In this lies a very old and stubborn habit of mind which reflects the fault lines of our society, the deep divides in our individual and collective psychologies.

We are in reality a divided nation where all that connects the two communities are the economic services that you provide society. In every other aspect of life, you are ‘unknowns’, even suspect in the eyes of many. But this categorisation is not the intent of my column today. I am forced to ask you some difficult questions since I believe we are in a crucial phase in our history.

Generalisations are odious and I do not want to generalise. But allow me to make what can be called a broad-brush observation. Individual exceptions apart, ‘Indian Muslims’ have taken that description without challenge. By this I do not mean to say you have not protested about it; you have interiorised it within yourselves, so much so that you have become complicit, by default perhaps, in your continuing ghetto-isation.

Nowhere is this more evident than in the way you respond to happenings, political, social, military around the world but more sharply to events nearer home. Would you not agree that a great many of you seem to think, speak, act as ‘the community’, ‘the qaum’, almost flock-like, moved by a herd-instinct to defend yourselves against ‘the majority’?

Of course you must be vigilant, alert, against the bullying instincts of Hindutva. But why should you remain — again, I am excepting individual exceptions — so deafeningly silent when manifest wrongs are perpetrated by your own ‘co-religionists’?

Wrongs are wrongs and should be responded to as sensitive human beings should react to wrongs.

I am deeply disappointed by the fact that apart from some wise and brave individuals, so many of your leaders remained silent when children were massacred in Peshawar.
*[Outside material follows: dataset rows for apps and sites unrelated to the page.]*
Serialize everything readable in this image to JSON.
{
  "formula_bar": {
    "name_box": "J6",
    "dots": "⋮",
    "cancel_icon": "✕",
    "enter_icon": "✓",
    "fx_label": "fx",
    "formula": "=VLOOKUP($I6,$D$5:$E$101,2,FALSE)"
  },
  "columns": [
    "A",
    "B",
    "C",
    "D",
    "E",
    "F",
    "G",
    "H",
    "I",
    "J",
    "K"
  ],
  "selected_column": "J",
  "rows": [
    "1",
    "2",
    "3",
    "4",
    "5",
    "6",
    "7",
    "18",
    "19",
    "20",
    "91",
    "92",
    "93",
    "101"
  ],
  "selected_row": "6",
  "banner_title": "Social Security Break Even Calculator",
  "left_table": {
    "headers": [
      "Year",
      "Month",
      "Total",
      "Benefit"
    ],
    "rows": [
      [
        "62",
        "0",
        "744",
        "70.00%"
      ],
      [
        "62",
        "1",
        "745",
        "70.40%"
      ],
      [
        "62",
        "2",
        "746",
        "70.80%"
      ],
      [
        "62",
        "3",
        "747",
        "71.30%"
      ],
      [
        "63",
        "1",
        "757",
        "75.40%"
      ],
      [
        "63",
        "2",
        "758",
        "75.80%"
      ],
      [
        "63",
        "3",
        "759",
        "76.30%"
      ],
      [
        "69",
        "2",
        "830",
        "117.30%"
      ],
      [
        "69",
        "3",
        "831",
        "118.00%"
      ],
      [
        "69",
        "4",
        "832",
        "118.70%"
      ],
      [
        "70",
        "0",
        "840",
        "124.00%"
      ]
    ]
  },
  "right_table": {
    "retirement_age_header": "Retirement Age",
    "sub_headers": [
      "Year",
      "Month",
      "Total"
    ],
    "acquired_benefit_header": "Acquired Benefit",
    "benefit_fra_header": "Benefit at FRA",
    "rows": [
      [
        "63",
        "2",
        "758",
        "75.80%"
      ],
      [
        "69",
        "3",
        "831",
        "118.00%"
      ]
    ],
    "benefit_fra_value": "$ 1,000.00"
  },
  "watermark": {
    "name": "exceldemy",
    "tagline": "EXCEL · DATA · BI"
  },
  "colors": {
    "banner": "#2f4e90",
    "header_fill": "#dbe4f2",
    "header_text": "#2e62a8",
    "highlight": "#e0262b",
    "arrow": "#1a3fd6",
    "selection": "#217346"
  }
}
I was waiting — and continue to do so— for powerful Muslim Indian voices, condemning that savagery. I have wondered why I have not heard a collective outcry of disgust. Could it be because you perceive the present Indian government as pro-Hindu? If this is the reason, it is nothing but an alibi. I also thought of another reason, which I hope is completely wrong. I wondered whether your America-sceptic stance on the Palestinian issue made it difficult for your leaders to condemn the Taliban, since they are at war with the U.S. If this has even a semblance of truth, I don’t know what to say. I am certain that neither one of these ‘reasons’ offer a full explanation. But then, why have I not seen multi-denominational public rallies of condemnation across this country led by your leaders? I wait for the day when not just the first but the wisest and most daring voices are raised by your leaders against terrorism that speaks in Islam’s name. Do not allow the words of the Holy Quran to be used as religious and political tools by anyone, whoever he may be.

I also wait for the day when you, the simple folk of your faith raise your voices against any Islamic religious leader who refuses to condemn violence. There is an urgent need for socio-religious introspection within your community and it has to come from within and not forced upon you. The multiple voices within your faith have to be heard and respected.

Please — and this is crucial — goad your leaders to speak up for gender equality. Do not give a handle for narrow minds to say ‘Oh, the Indian Muslim keeps his women in medieval backwardness’. Don’t, please, oblige the Hindu bigot by giving grist to his mill.

Do not misinterpret this appeal as a right-wing demand to prove your loyalty to ‘India’. It is most certainly not. I write to you since I sincerely believe that there is need for fearless thought and action within the Islamic world. Many in this country, by instinct and conviction, stand by you, in fact, as you because like you they are human beings who happen to be citizens of the Republic of India. They get branded, quite often, as anti-national or pseudo-secularists. Strengthen their hands so that they can strengthen yours and India’s. Don’t let them down.

India has been enriched by you, like the world has, through your great legacies of the heart and mind. The time has come for that legacy to show its capacity for a new and bold leadership that breaks out of cast-iron moulds.

Yours in admiration and hope,
T.M. Krishna

Originally written for The Hindu